DATA FOR PROCESSING:
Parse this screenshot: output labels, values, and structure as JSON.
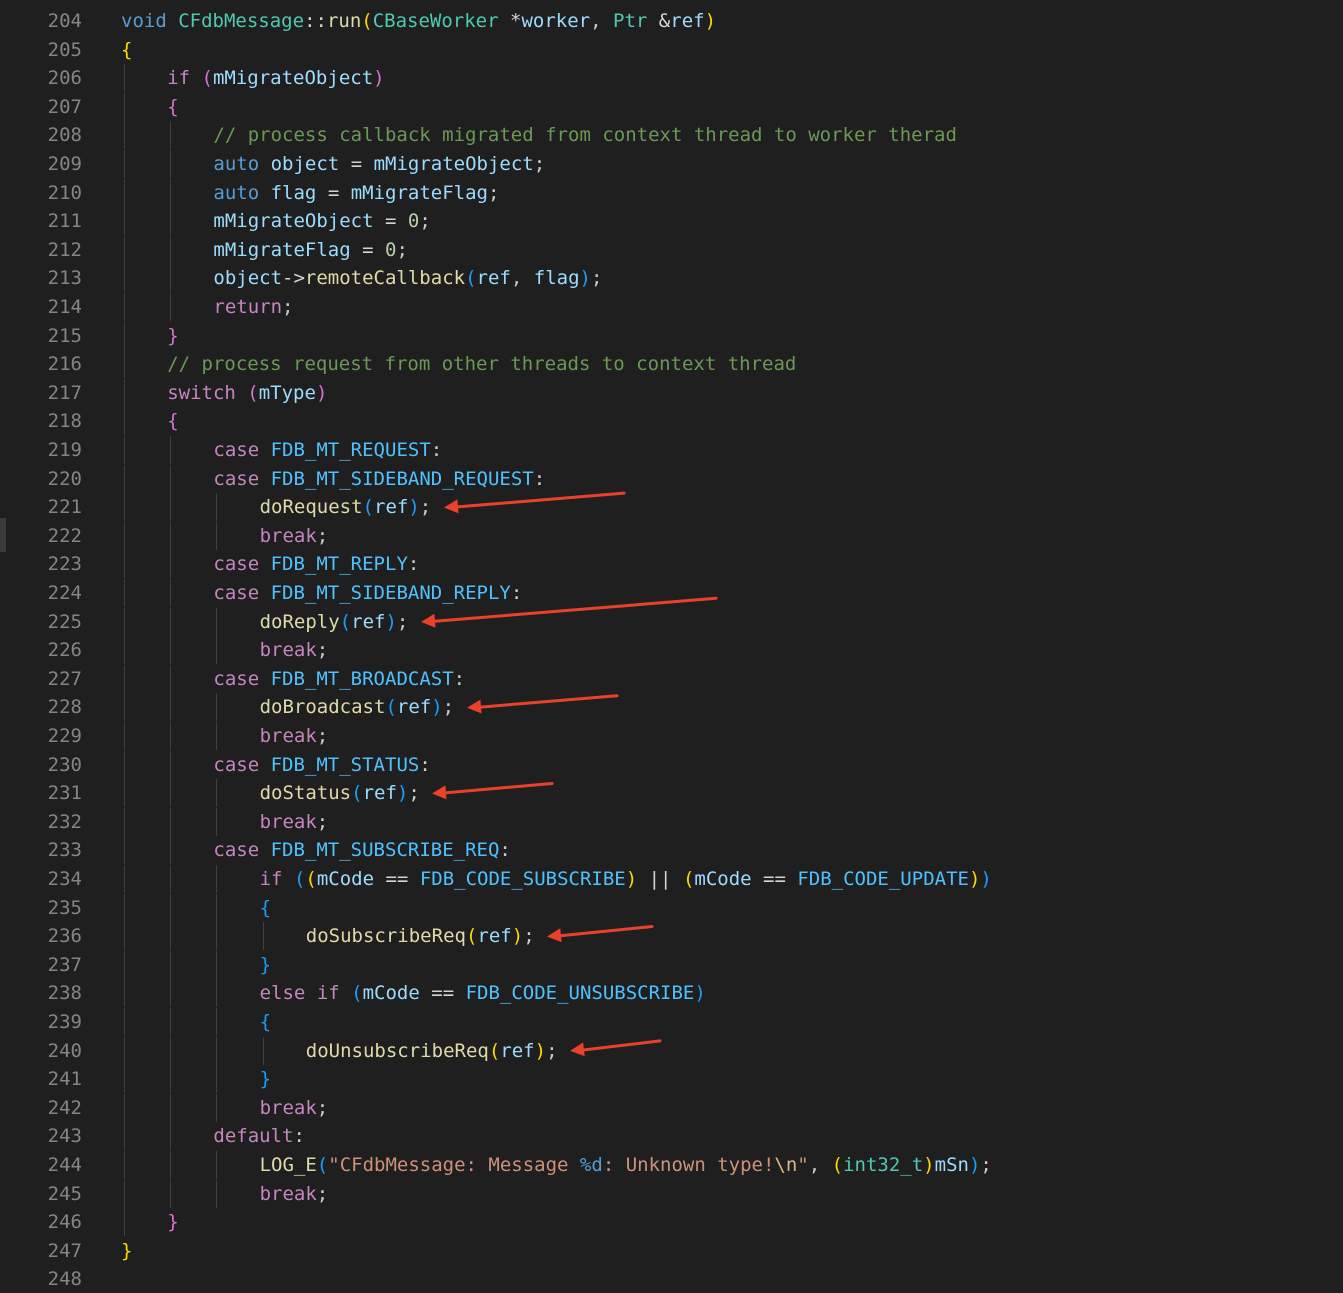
{
  "editor": {
    "lines": [
      {
        "n": "204",
        "indent": 0,
        "tokens": [
          [
            "kw",
            "void"
          ],
          [
            "",
            " "
          ],
          [
            "typ",
            "CFdbMessage"
          ],
          [
            "op",
            "::"
          ],
          [
            "fn",
            "run"
          ],
          [
            "b1",
            "("
          ],
          [
            "typ",
            "CBaseWorker"
          ],
          [
            "",
            " "
          ],
          [
            "op",
            "*"
          ],
          [
            "var",
            "worker"
          ],
          [
            "",
            ", "
          ],
          [
            "typ",
            "Ptr"
          ],
          [
            "",
            " "
          ],
          [
            "op",
            "&"
          ],
          [
            "var",
            "ref"
          ],
          [
            "b1",
            ")"
          ]
        ]
      },
      {
        "n": "205",
        "indent": 0,
        "tokens": [
          [
            "b1",
            "{"
          ]
        ]
      },
      {
        "n": "206",
        "indent": 1,
        "tokens": [
          [
            "ctl",
            "if"
          ],
          [
            "",
            " "
          ],
          [
            "b2",
            "("
          ],
          [
            "var",
            "mMigrateObject"
          ],
          [
            "b2",
            ")"
          ]
        ]
      },
      {
        "n": "207",
        "indent": 1,
        "tokens": [
          [
            "b2",
            "{"
          ]
        ]
      },
      {
        "n": "208",
        "indent": 2,
        "tokens": [
          [
            "cmt",
            "// process callback migrated from context thread to worker therad"
          ]
        ]
      },
      {
        "n": "209",
        "indent": 2,
        "tokens": [
          [
            "kw",
            "auto"
          ],
          [
            "",
            " "
          ],
          [
            "var",
            "object"
          ],
          [
            "op",
            " = "
          ],
          [
            "var",
            "mMigrateObject"
          ],
          [
            "",
            ";"
          ]
        ]
      },
      {
        "n": "210",
        "indent": 2,
        "tokens": [
          [
            "kw",
            "auto"
          ],
          [
            "",
            " "
          ],
          [
            "var",
            "flag"
          ],
          [
            "op",
            " = "
          ],
          [
            "var",
            "mMigrateFlag"
          ],
          [
            "",
            ";"
          ]
        ]
      },
      {
        "n": "211",
        "indent": 2,
        "tokens": [
          [
            "var",
            "mMigrateObject"
          ],
          [
            "op",
            " = "
          ],
          [
            "num",
            "0"
          ],
          [
            "",
            ";"
          ]
        ]
      },
      {
        "n": "212",
        "indent": 2,
        "tokens": [
          [
            "var",
            "mMigrateFlag"
          ],
          [
            "op",
            " = "
          ],
          [
            "num",
            "0"
          ],
          [
            "",
            ";"
          ]
        ]
      },
      {
        "n": "213",
        "indent": 2,
        "tokens": [
          [
            "var",
            "object"
          ],
          [
            "op",
            "->"
          ],
          [
            "fn",
            "remoteCallback"
          ],
          [
            "b3",
            "("
          ],
          [
            "var",
            "ref"
          ],
          [
            "",
            ", "
          ],
          [
            "var",
            "flag"
          ],
          [
            "b3",
            ")"
          ],
          [
            "",
            ";"
          ]
        ]
      },
      {
        "n": "214",
        "indent": 2,
        "tokens": [
          [
            "ctl",
            "return"
          ],
          [
            "",
            ";"
          ]
        ]
      },
      {
        "n": "215",
        "indent": 1,
        "tokens": [
          [
            "b2",
            "}"
          ]
        ]
      },
      {
        "n": "216",
        "indent": 1,
        "tokens": [
          [
            "cmt",
            "// process request from other threads to context thread"
          ]
        ]
      },
      {
        "n": "217",
        "indent": 1,
        "tokens": [
          [
            "ctl",
            "switch"
          ],
          [
            "",
            " "
          ],
          [
            "b2",
            "("
          ],
          [
            "var",
            "mType"
          ],
          [
            "b2",
            ")"
          ]
        ]
      },
      {
        "n": "218",
        "indent": 1,
        "tokens": [
          [
            "b2",
            "{"
          ]
        ]
      },
      {
        "n": "219",
        "indent": 2,
        "tokens": [
          [
            "ctl",
            "case"
          ],
          [
            "",
            " "
          ],
          [
            "mac",
            "FDB_MT_REQUEST"
          ],
          [
            "",
            ":"
          ]
        ]
      },
      {
        "n": "220",
        "indent": 2,
        "tokens": [
          [
            "ctl",
            "case"
          ],
          [
            "",
            " "
          ],
          [
            "mac",
            "FDB_MT_SIDEBAND_REQUEST"
          ],
          [
            "",
            ":"
          ]
        ]
      },
      {
        "n": "221",
        "indent": 3,
        "tokens": [
          [
            "fn",
            "doRequest"
          ],
          [
            "b3",
            "("
          ],
          [
            "var",
            "ref"
          ],
          [
            "b3",
            ")"
          ],
          [
            "",
            ";"
          ]
        ]
      },
      {
        "n": "222",
        "indent": 3,
        "tokens": [
          [
            "ctl",
            "break"
          ],
          [
            "",
            ";"
          ]
        ]
      },
      {
        "n": "223",
        "indent": 2,
        "tokens": [
          [
            "ctl",
            "case"
          ],
          [
            "",
            " "
          ],
          [
            "mac",
            "FDB_MT_REPLY"
          ],
          [
            "",
            ":"
          ]
        ]
      },
      {
        "n": "224",
        "indent": 2,
        "tokens": [
          [
            "ctl",
            "case"
          ],
          [
            "",
            " "
          ],
          [
            "mac",
            "FDB_MT_SIDEBAND_REPLY"
          ],
          [
            "",
            ":"
          ]
        ]
      },
      {
        "n": "225",
        "indent": 3,
        "tokens": [
          [
            "fn",
            "doReply"
          ],
          [
            "b3",
            "("
          ],
          [
            "var",
            "ref"
          ],
          [
            "b3",
            ")"
          ],
          [
            "",
            ";"
          ]
        ]
      },
      {
        "n": "226",
        "indent": 3,
        "tokens": [
          [
            "ctl",
            "break"
          ],
          [
            "",
            ";"
          ]
        ]
      },
      {
        "n": "227",
        "indent": 2,
        "tokens": [
          [
            "ctl",
            "case"
          ],
          [
            "",
            " "
          ],
          [
            "mac",
            "FDB_MT_BROADCAST"
          ],
          [
            "",
            ":"
          ]
        ]
      },
      {
        "n": "228",
        "indent": 3,
        "tokens": [
          [
            "fn",
            "doBroadcast"
          ],
          [
            "b3",
            "("
          ],
          [
            "var",
            "ref"
          ],
          [
            "b3",
            ")"
          ],
          [
            "",
            ";"
          ]
        ]
      },
      {
        "n": "229",
        "indent": 3,
        "tokens": [
          [
            "ctl",
            "break"
          ],
          [
            "",
            ";"
          ]
        ]
      },
      {
        "n": "230",
        "indent": 2,
        "tokens": [
          [
            "ctl",
            "case"
          ],
          [
            "",
            " "
          ],
          [
            "mac",
            "FDB_MT_STATUS"
          ],
          [
            "",
            ":"
          ]
        ]
      },
      {
        "n": "231",
        "indent": 3,
        "tokens": [
          [
            "fn",
            "doStatus"
          ],
          [
            "b3",
            "("
          ],
          [
            "var",
            "ref"
          ],
          [
            "b3",
            ")"
          ],
          [
            "",
            ";"
          ]
        ]
      },
      {
        "n": "232",
        "indent": 3,
        "tokens": [
          [
            "ctl",
            "break"
          ],
          [
            "",
            ";"
          ]
        ]
      },
      {
        "n": "233",
        "indent": 2,
        "tokens": [
          [
            "ctl",
            "case"
          ],
          [
            "",
            " "
          ],
          [
            "mac",
            "FDB_MT_SUBSCRIBE_REQ"
          ],
          [
            "",
            ":"
          ]
        ]
      },
      {
        "n": "234",
        "indent": 3,
        "tokens": [
          [
            "ctl",
            "if"
          ],
          [
            "",
            " "
          ],
          [
            "b3",
            "("
          ],
          [
            "b1",
            "("
          ],
          [
            "var",
            "mCode"
          ],
          [
            "op",
            " == "
          ],
          [
            "mac",
            "FDB_CODE_SUBSCRIBE"
          ],
          [
            "b1",
            ")"
          ],
          [
            "op",
            " || "
          ],
          [
            "b1",
            "("
          ],
          [
            "var",
            "mCode"
          ],
          [
            "op",
            " == "
          ],
          [
            "mac",
            "FDB_CODE_UPDATE"
          ],
          [
            "b1",
            ")"
          ],
          [
            "b3",
            ")"
          ]
        ]
      },
      {
        "n": "235",
        "indent": 3,
        "tokens": [
          [
            "b3",
            "{"
          ]
        ]
      },
      {
        "n": "236",
        "indent": 4,
        "tokens": [
          [
            "fn",
            "doSubscribeReq"
          ],
          [
            "b1",
            "("
          ],
          [
            "var",
            "ref"
          ],
          [
            "b1",
            ")"
          ],
          [
            "",
            ";"
          ]
        ]
      },
      {
        "n": "237",
        "indent": 3,
        "tokens": [
          [
            "b3",
            "}"
          ]
        ]
      },
      {
        "n": "238",
        "indent": 3,
        "tokens": [
          [
            "ctl",
            "else"
          ],
          [
            "",
            " "
          ],
          [
            "ctl",
            "if"
          ],
          [
            "",
            " "
          ],
          [
            "b3",
            "("
          ],
          [
            "var",
            "mCode"
          ],
          [
            "op",
            " == "
          ],
          [
            "mac",
            "FDB_CODE_UNSUBSCRIBE"
          ],
          [
            "b3",
            ")"
          ]
        ]
      },
      {
        "n": "239",
        "indent": 3,
        "tokens": [
          [
            "b3",
            "{"
          ]
        ]
      },
      {
        "n": "240",
        "indent": 4,
        "tokens": [
          [
            "fn",
            "doUnsubscribeReq"
          ],
          [
            "b1",
            "("
          ],
          [
            "var",
            "ref"
          ],
          [
            "b1",
            ")"
          ],
          [
            "",
            ";"
          ]
        ]
      },
      {
        "n": "241",
        "indent": 3,
        "tokens": [
          [
            "b3",
            "}"
          ]
        ]
      },
      {
        "n": "242",
        "indent": 3,
        "tokens": [
          [
            "ctl",
            "break"
          ],
          [
            "",
            ";"
          ]
        ]
      },
      {
        "n": "243",
        "indent": 2,
        "tokens": [
          [
            "ctl",
            "default"
          ],
          [
            "",
            ":"
          ]
        ]
      },
      {
        "n": "244",
        "indent": 3,
        "tokens": [
          [
            "fn",
            "LOG_E"
          ],
          [
            "b3",
            "("
          ],
          [
            "str",
            "\"CFdbMessage: Message "
          ],
          [
            "kw",
            "%d"
          ],
          [
            "str",
            ": Unknown type!"
          ],
          [
            "esc",
            "\\n"
          ],
          [
            "str",
            "\""
          ],
          [
            "",
            ", "
          ],
          [
            "b1",
            "("
          ],
          [
            "typ",
            "int32_t"
          ],
          [
            "b1",
            ")"
          ],
          [
            "var",
            "mSn"
          ],
          [
            "b3",
            ")"
          ],
          [
            "",
            ";"
          ]
        ]
      },
      {
        "n": "245",
        "indent": 3,
        "tokens": [
          [
            "ctl",
            "break"
          ],
          [
            "",
            ";"
          ]
        ]
      },
      {
        "n": "246",
        "indent": 1,
        "tokens": [
          [
            "b2",
            "}"
          ]
        ]
      },
      {
        "n": "247",
        "indent": 0,
        "tokens": [
          [
            "b1",
            "}"
          ]
        ]
      },
      {
        "n": "248",
        "indent": 0,
        "tokens": []
      }
    ]
  },
  "annotations": {
    "arrow_color": "#e8412c",
    "arrows": [
      {
        "line": "221"
      },
      {
        "line": "225"
      },
      {
        "line": "228"
      },
      {
        "line": "231"
      },
      {
        "line": "236"
      },
      {
        "line": "240"
      }
    ]
  },
  "colors": {
    "background": "#1f1f1f",
    "line_number": "#858585",
    "keyword": "#569cd6",
    "control": "#c586c0",
    "function": "#dcdcaa",
    "variable": "#9cdcfe",
    "macro": "#4fc1ff",
    "comment": "#6a9955"
  }
}
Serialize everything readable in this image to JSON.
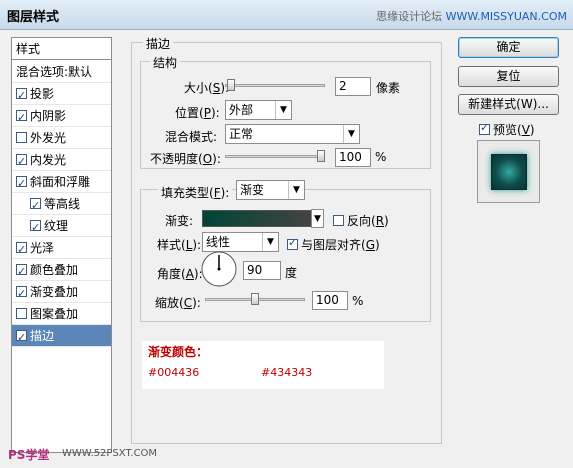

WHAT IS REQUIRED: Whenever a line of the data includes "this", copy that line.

TASK ANSWER:
Parse this screenshot: output labels, values, and structure as JSON.
Serialize everything readable in this image to JSON.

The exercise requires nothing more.